"""

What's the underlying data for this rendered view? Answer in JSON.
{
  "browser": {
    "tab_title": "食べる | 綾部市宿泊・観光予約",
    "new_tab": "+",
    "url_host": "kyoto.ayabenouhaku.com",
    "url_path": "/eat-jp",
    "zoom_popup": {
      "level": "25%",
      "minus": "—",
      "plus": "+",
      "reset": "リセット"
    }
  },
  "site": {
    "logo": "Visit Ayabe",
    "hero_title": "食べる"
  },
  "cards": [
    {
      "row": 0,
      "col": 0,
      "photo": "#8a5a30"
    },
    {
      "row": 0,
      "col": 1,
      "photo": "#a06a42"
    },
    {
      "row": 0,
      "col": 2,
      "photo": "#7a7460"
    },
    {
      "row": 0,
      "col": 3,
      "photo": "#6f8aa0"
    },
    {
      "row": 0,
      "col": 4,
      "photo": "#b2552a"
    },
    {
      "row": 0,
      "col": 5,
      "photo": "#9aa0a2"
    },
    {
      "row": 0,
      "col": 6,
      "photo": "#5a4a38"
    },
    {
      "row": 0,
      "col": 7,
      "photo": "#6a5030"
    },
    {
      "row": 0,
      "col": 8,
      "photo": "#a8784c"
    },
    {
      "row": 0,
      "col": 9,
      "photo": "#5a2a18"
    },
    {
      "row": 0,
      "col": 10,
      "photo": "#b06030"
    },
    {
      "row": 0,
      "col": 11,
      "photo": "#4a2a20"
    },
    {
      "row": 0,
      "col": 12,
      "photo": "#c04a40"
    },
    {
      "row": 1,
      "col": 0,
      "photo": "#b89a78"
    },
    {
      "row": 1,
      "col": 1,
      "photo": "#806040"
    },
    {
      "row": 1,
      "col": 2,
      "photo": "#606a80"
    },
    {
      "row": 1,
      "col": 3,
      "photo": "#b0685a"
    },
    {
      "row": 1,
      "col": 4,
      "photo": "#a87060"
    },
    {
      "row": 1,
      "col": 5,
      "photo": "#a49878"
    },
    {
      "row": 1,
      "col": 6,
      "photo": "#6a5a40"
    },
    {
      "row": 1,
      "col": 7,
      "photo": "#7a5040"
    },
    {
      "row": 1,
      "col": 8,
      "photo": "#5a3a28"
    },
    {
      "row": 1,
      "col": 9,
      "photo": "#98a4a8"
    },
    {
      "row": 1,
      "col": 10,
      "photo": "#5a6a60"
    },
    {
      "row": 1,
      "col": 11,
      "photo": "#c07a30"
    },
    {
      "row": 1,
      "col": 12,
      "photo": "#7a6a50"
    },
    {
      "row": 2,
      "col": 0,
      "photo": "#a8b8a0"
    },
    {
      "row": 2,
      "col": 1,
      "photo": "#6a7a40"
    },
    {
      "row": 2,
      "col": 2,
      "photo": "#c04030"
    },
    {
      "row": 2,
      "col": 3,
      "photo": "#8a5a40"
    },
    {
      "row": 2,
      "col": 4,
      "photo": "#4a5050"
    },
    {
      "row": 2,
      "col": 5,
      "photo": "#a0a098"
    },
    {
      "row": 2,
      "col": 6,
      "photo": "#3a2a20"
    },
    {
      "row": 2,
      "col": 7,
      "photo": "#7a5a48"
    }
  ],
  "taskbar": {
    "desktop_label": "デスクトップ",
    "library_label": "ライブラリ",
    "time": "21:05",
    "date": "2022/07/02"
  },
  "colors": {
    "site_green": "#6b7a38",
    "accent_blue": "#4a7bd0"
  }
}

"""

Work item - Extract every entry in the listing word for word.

Exercise response -
What's the underlying data for this rendered view? Answer in JSON.
{
  "browser": {
    "tab_title": "食べる | 綾部市宿泊・観光予約",
    "new_tab": "+",
    "url_host": "kyoto.ayabenouhaku.com",
    "url_path": "/eat-jp",
    "zoom_popup": {
      "level": "25%",
      "minus": "—",
      "plus": "+",
      "reset": "リセット"
    }
  },
  "site": {
    "logo": "Visit Ayabe",
    "hero_title": "食べる"
  },
  "cards": [
    {
      "row": 0,
      "col": 0,
      "photo": "#8a5a30"
    },
    {
      "row": 0,
      "col": 1,
      "photo": "#a06a42"
    },
    {
      "row": 0,
      "col": 2,
      "photo": "#7a7460"
    },
    {
      "row": 0,
      "col": 3,
      "photo": "#6f8aa0"
    },
    {
      "row": 0,
      "col": 4,
      "photo": "#b2552a"
    },
    {
      "row": 0,
      "col": 5,
      "photo": "#9aa0a2"
    },
    {
      "row": 0,
      "col": 6,
      "photo": "#5a4a38"
    },
    {
      "row": 0,
      "col": 7,
      "photo": "#6a5030"
    },
    {
      "row": 0,
      "col": 8,
      "photo": "#a8784c"
    },
    {
      "row": 0,
      "col": 9,
      "photo": "#5a2a18"
    },
    {
      "row": 0,
      "col": 10,
      "photo": "#b06030"
    },
    {
      "row": 0,
      "col": 11,
      "photo": "#4a2a20"
    },
    {
      "row": 0,
      "col": 12,
      "photo": "#c04a40"
    },
    {
      "row": 1,
      "col": 0,
      "photo": "#b89a78"
    },
    {
      "row": 1,
      "col": 1,
      "photo": "#806040"
    },
    {
      "row": 1,
      "col": 2,
      "photo": "#606a80"
    },
    {
      "row": 1,
      "col": 3,
      "photo": "#b0685a"
    },
    {
      "row": 1,
      "col": 4,
      "photo": "#a87060"
    },
    {
      "row": 1,
      "col": 5,
      "photo": "#a49878"
    },
    {
      "row": 1,
      "col": 6,
      "photo": "#6a5a40"
    },
    {
      "row": 1,
      "col": 7,
      "photo": "#7a5040"
    },
    {
      "row": 1,
      "col": 8,
      "photo": "#5a3a28"
    },
    {
      "row": 1,
      "col": 9,
      "photo": "#98a4a8"
    },
    {
      "row": 1,
      "col": 10,
      "photo": "#5a6a60"
    },
    {
      "row": 1,
      "col": 11,
      "photo": "#c07a30"
    },
    {
      "row": 1,
      "col": 12,
      "photo": "#7a6a50"
    },
    {
      "row": 2,
      "col": 0,
      "photo": "#a8b8a0"
    },
    {
      "row": 2,
      "col": 1,
      "photo": "#6a7a40"
    },
    {
      "row": 2,
      "col": 2,
      "photo": "#c04030"
    },
    {
      "row": 2,
      "col": 3,
      "photo": "#8a5a40"
    },
    {
      "row": 2,
      "col": 4,
      "photo": "#4a5050"
    },
    {
      "row": 2,
      "col": 5,
      "photo": "#a0a098"
    },
    {
      "row": 2,
      "col": 6,
      "photo": "#3a2a20"
    },
    {
      "row": 2,
      "col": 7,
      "photo": "#7a5a48"
    }
  ],
  "taskbar": {
    "desktop_label": "デスクトップ",
    "library_label": "ライブラリ",
    "time": "21:05",
    "date": "2022/07/02"
  },
  "colors": {
    "site_green": "#6b7a38",
    "accent_blue": "#4a7bd0"
  }
}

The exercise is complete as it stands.